A woman’s ability to choose when and whether to parent is closely linked to her ability to create the future she wants for herself and her family. A woman who wants an abortion but is unable to obtain one is more likely to fall into poverty than a woman who is able to obtain care. Similarly, a woman who is denied abortion care is less likely to be working full time in the four years following her denial than a woman who was able to obtain the care she needed. In contrast, a 2015 study found that women able to obtain abortion care were more likely to have and achieve an aspirational plan, such as finishing school or getting a better job.
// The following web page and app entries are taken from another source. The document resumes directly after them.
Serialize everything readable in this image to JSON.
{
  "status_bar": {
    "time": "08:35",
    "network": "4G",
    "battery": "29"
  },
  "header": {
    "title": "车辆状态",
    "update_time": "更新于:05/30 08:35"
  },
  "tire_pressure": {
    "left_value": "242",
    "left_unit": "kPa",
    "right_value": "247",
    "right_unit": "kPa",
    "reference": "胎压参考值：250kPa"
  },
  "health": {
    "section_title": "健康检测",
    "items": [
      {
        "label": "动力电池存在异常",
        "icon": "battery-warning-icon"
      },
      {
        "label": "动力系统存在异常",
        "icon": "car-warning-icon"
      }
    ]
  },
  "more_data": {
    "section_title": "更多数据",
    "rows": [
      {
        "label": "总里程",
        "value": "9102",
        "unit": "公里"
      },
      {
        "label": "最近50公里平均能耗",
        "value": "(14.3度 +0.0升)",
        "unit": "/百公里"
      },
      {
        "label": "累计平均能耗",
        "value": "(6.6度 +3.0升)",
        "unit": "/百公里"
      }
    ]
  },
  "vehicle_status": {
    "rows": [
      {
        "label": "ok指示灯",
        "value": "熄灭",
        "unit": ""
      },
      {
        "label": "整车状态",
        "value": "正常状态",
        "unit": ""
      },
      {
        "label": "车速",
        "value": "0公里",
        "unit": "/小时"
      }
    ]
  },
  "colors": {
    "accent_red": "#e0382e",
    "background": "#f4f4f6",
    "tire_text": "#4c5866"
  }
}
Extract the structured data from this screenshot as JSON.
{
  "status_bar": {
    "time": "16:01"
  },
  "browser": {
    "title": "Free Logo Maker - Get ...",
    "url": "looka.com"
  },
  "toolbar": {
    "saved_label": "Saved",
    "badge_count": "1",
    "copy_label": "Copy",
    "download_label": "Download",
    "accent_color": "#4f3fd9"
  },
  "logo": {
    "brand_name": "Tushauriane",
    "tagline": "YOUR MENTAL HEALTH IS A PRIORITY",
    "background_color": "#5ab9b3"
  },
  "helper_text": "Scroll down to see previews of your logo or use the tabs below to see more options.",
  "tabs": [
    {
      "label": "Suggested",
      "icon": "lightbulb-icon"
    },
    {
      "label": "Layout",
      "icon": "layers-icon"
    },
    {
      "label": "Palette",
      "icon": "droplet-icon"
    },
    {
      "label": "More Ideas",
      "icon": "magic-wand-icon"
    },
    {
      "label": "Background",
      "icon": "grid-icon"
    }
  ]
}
Overall, the lack of paid sick days creates or exacerbates a difficult situation for women who are seeking abortion care. Lack of paid sick days can financially destabilize women’s lives and the lives of their families for years to come.


Because a woman’s health and livelihood are inextricably linked, fair workplace policies and policies that support reproductive justice must go hand in hand. Yet, at present, no federal law guarantees paid sick days, and only 10 states, the District of Columbia and 21 other jurisdictions currently or soon will guarantee workers access to paid sick time. That means that for many women, access to abortion care is threatened not only by anti-abortion laws but also by the lack of strong worker protections.

Policymakers must do more to support women and families.

At the federal level, we urge swift adoption of:

  • The Healthy Families Act, which would establish a national paid sick and safe days standard and allow workers to earn up to seven paid, job-protected sick days each year;
  • The Equal Access to Abortion Coverage in Health Insurance (EACH Woman) Act, which would restore abortion coverage to women who receive health care or insurance through the federal government; and
  • The Woman’s Health Protection Act, which would prohibit states from imposing burdensome and medically unnecessary restrictions on abortion providers.


At the municipal and state level, we urge swift adoption of:

  • Paid sick and safe days laws that allow all workers to earn job-protected paid sick days;
  • Laws that would enhance abortion access by requiring insurance coverage for abortion care, including ensuring that state funds are used to provide abortion care for Medicaid enrollees; and
  • Laws like the Whole Woman’s Health Act that build upon the precedent set by the U.S. Supreme Court in Whole Woman’s Health v. Hellerstedt and help protect women and abortion providers from medically unnecessary regulations.

Every woman should be able to decide if, when and how to become a parent, regardless of how much money she has, what type of insurance she holds, where she lives or where she works. Policymakers and advocates must continue to fight for workplace supports and to remove all barriers to abortion care. Only by doing so will we improve women’s health, ensure women’s access to constitutionally protected reproductive health care and address the persistent and pervasive gender, racial and socioeconomic inequities that harm our society in so many ways.